WHAT TO PRODUCE: Make your reply a word-for-word repeat of the records.

START GIVEN ENTRIES

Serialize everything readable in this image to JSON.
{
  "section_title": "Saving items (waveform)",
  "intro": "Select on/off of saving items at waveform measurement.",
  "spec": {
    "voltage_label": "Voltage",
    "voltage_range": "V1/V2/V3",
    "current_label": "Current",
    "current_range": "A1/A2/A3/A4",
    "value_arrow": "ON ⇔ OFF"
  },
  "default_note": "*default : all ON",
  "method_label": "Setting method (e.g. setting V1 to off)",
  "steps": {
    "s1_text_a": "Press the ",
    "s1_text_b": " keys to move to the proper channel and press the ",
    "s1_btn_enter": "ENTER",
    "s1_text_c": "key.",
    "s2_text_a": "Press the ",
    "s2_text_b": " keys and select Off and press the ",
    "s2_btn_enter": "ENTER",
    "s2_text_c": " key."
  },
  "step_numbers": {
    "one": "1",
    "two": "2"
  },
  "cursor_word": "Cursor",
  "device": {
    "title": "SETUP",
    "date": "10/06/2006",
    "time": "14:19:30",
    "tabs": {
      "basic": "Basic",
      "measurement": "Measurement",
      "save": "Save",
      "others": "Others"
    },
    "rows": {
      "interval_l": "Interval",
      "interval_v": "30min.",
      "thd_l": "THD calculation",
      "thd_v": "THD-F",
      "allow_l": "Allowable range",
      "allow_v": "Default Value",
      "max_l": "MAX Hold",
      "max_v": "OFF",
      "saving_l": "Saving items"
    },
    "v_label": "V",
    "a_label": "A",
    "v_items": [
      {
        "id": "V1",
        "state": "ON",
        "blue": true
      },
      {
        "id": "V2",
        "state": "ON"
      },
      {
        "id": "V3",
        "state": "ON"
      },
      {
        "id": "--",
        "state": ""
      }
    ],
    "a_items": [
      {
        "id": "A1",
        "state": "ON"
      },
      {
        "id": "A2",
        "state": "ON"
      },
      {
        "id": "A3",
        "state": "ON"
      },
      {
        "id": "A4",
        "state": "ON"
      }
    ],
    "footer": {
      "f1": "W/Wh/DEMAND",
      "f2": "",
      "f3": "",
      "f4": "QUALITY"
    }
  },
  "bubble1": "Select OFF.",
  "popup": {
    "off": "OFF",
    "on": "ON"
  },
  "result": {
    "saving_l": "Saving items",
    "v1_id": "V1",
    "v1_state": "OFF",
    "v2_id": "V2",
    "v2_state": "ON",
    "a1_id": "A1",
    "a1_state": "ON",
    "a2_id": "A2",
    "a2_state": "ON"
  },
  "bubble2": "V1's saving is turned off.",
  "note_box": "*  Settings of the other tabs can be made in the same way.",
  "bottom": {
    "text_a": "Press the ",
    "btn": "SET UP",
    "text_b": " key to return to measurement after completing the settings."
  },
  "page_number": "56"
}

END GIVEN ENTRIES

YOUR SOLUTION:
Serialize everything readable in this image to JSON.
{
  "section_title": "Saving items (waveform)",
  "intro": "Select on/off of saving items at waveform measurement.",
  "spec": {
    "voltage_label": "Voltage",
    "voltage_range": "V1/V2/V3",
    "current_label": "Current",
    "current_range": "A1/A2/A3/A4",
    "value_arrow": "ON ⇔ OFF"
  },
  "default_note": "*default : all ON",
  "method_label": "Setting method (e.g. setting V1 to off)",
  "steps": {
    "s1_text_a": "Press the ",
    "s1_text_b": " keys to move to the proper channel and press the ",
    "s1_btn_enter": "ENTER",
    "s1_text_c": "key.",
    "s2_text_a": "Press the ",
    "s2_text_b": " keys and select Off and press the ",
    "s2_btn_enter": "ENTER",
    "s2_text_c": " key."
  },
  "step_numbers": {
    "one": "1",
    "two": "2"
  },
  "cursor_word": "Cursor",
  "device": {
    "title": "SETUP",
    "date": "10/06/2006",
    "time": "14:19:30",
    "tabs": {
      "basic": "Basic",
      "measurement": "Measurement",
      "save": "Save",
      "others": "Others"
    },
    "rows": {
      "interval_l": "Interval",
      "interval_v": "30min.",
      "thd_l": "THD calculation",
      "thd_v": "THD-F",
      "allow_l": "Allowable range",
      "allow_v": "Default Value",
      "max_l": "MAX Hold",
      "max_v": "OFF",
      "saving_l": "Saving items"
    },
    "v_label": "V",
    "a_label": "A",
    "v_items": [
      {
        "id": "V1",
        "state": "ON",
        "blue": true
      },
      {
        "id": "V2",
        "state": "ON"
      },
      {
        "id": "V3",
        "state": "ON"
      },
      {
        "id": "--",
        "state": ""
      }
    ],
    "a_items": [
      {
        "id": "A1",
        "state": "ON"
      },
      {
        "id": "A2",
        "state": "ON"
      },
      {
        "id": "A3",
        "state": "ON"
      },
      {
        "id": "A4",
        "state": "ON"
      }
    ],
    "footer": {
      "f1": "W/Wh/DEMAND",
      "f2": "",
      "f3": "",
      "f4": "QUALITY"
    }
  },
  "bubble1": "Select OFF.",
  "popup": {
    "off": "OFF",
    "on": "ON"
  },
  "result": {
    "saving_l": "Saving items",
    "v1_id": "V1",
    "v1_state": "OFF",
    "v2_id": "V2",
    "v2_state": "ON",
    "a1_id": "A1",
    "a1_state": "ON",
    "a2_id": "A2",
    "a2_state": "ON"
  },
  "bubble2": "V1's saving is turned off.",
  "note_box": "*  Settings of the other tabs can be made in the same way.",
  "bottom": {
    "text_a": "Press the ",
    "btn": "SET UP",
    "text_b": " key to return to measurement after completing the settings."
  },
  "page_number": "56"
}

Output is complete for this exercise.